Government reassurances must be codified in legislation
A Bahrain Watch delegation has returned from a weeklong visit to Seoul, at the invitation of South Korean civil society activists. The purpose of the trip was to educate the government and public about ongoing human rights violations and misuse of tear gas in Bahrain, in support of a draft legislative amendment to block arms sales to human rights violators. The amendment, sponsored by MPs Kim Hyun and Jang Hana, would block sales like last year’s bid by Dae Kwang Chemical Corporation to export 3 million tear gas canisters to Bahrain. That proposed sale was successfully halted after the government denied an export license, under pressure from the grassroots #StopTheShipment campaign. Korean arms control law does not have human rights controls, and the agency that licenses exports has set specific targets to increase foreign arms sales.

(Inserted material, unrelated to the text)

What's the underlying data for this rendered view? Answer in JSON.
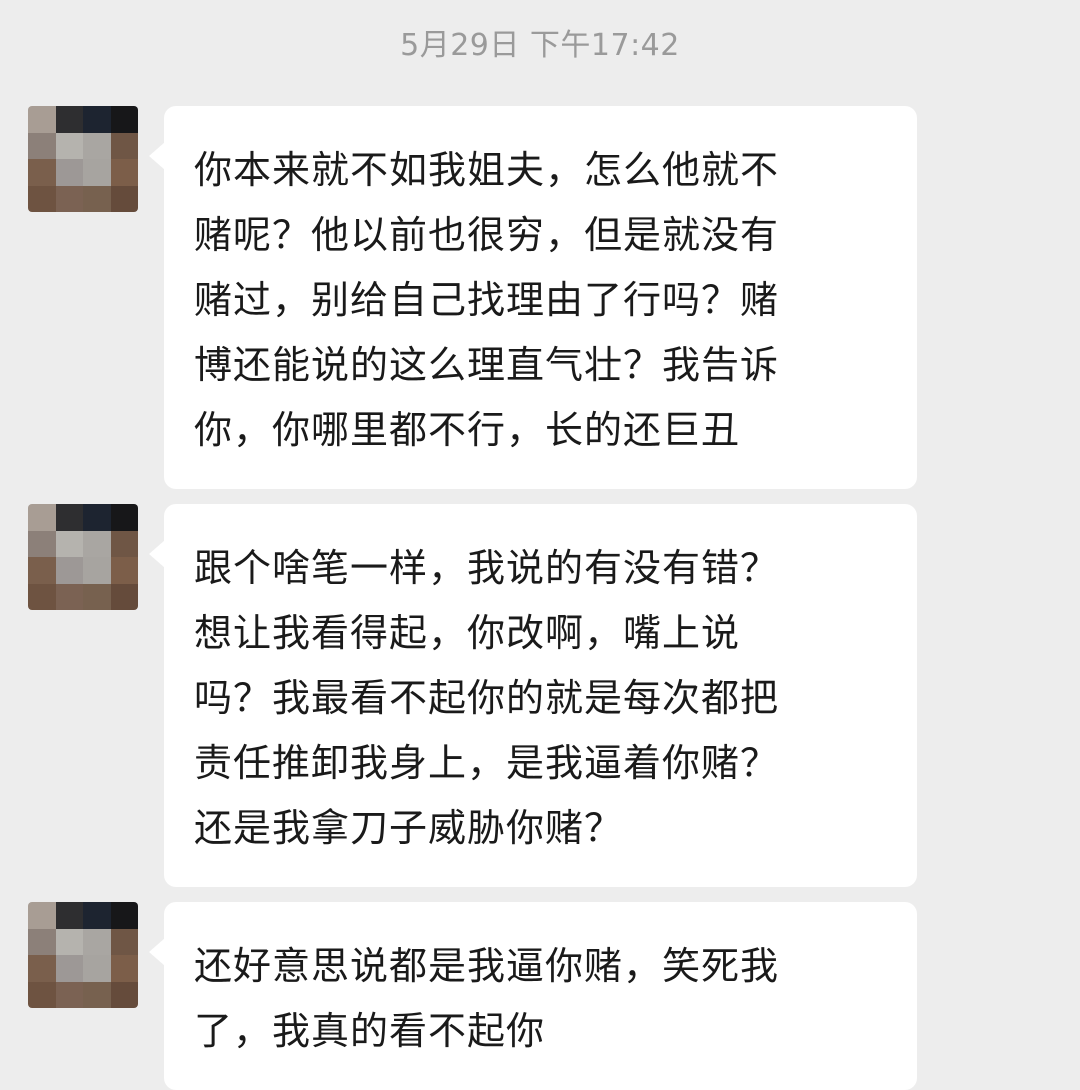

The delegation, comprising Ala’a Shehabi, Bill Marczak, and Nazgol Kafai, met the MPs sponsoring the bill, and spoke at a press event and debate at the National Assembly of South Korea, the country’s legislature. The delegation also met with members of the media, as well as officials from the Defense Acquisition Program Administration (DAPA), the Ministry of Defence, the Ministry of Foreign Affairs (MoFA), and the Korean National Police Agency (KNPA).
In meetings with officials, the delegation was told that South Korea did not export any tear gas to Bahrain in 2013 or 2014, and that several government agencies are moving towards an agreement to block future exports to the country.
Meetings with officials
The delegation presented the cases of Sayed Hashim Sayed Saeed and Ali Jawad al-Shaikh, killed by direct shooting of tear gas, to the National Assembly, government officials, and the media. The delegation emphasized that Dae Kwang Chemical Corporation, which also exported 1.5 million canisters of tear gas to Bahrain in 2011 and 2012, should be investigated and held responsible for the deaths caused by selling its weapons to a known human rights abuser.
Officials from KNPA and the Ministry of Defense expressed regret for tear gas deaths in Bahrain, noting that Korean students Kim Ju-Yul and Lee Han-yeol were killed by similar methods in 1960 and 1987. Both deaths were pivotal moments in Korean democracy protests, which ultimately achieved elections and democratic reforms. Since 1998, Korea has had a policy of not using tear gas against its own citizens.
An official from KNPA further stated that several agencies were taking steps towards an agreement to ban tear gas exports to Bahrain: “I want to provide assurance and confirmation that [officials from KNPA, DAPA, MoFA, Ministry of Industry and Trade, and Ministry of Defence] are almost fully in agreement over forbidding the export of tear gas for human rights violations.” He also expressed regret for tear gas deaths in Bahrain, and said of the deaths: “the Korean government is not indifferent to what is taking place in Bahrain and I believe that the Korean government will take responsibility going forward.”
South Korean civil society activist Seungho park of Weapon Zero, who met officials together with the Bahrain Watch delegation, said afterwards: “Our meetings further highlighted the need for amending the arms control law as current law provides absolutely no human rights criteria in authorizing arms export to countries where there is a substantial risk that arms could be used for serious violations of human rights. This is why massive exports of tear gas products to Bahrain were approved even when there was clear evidence that tear gas had caused at least 39 deaths in Bahrain. To prevent further exports of arms to countries where the arms would be used for internal repression, it is vital that the National Assembly passes the amendment bill in the near future.”
Solidifying transnational solidarity
Solidarity from Korean civil society activists was crucial to the success of the #StopTheShipment campaign. Korean activists supported the effort through protests outside DAPA and MoFA, several online actions, and repeated inquiries to the government. Bahrain Watch looks forward to continuing to stand in solidarity with its Korean friends in their effort to ensure that Korea never again arms human rights violators.
The delegation’s visit ended with a public event titled “Tear Gas in Bahrain and the Arab Spring.” More than 50 people packed into Space Noah to participate in the interactive discussion about the situation in Bahrain, and the role of Korea.
Bahrain Watch is a monitoring and advocacy group that seeks to promote effective, accountable, and transparent governance in Bahrain through research and evidence-based advocacy. For more info visit: https://bahrainwatch.org/about.asp.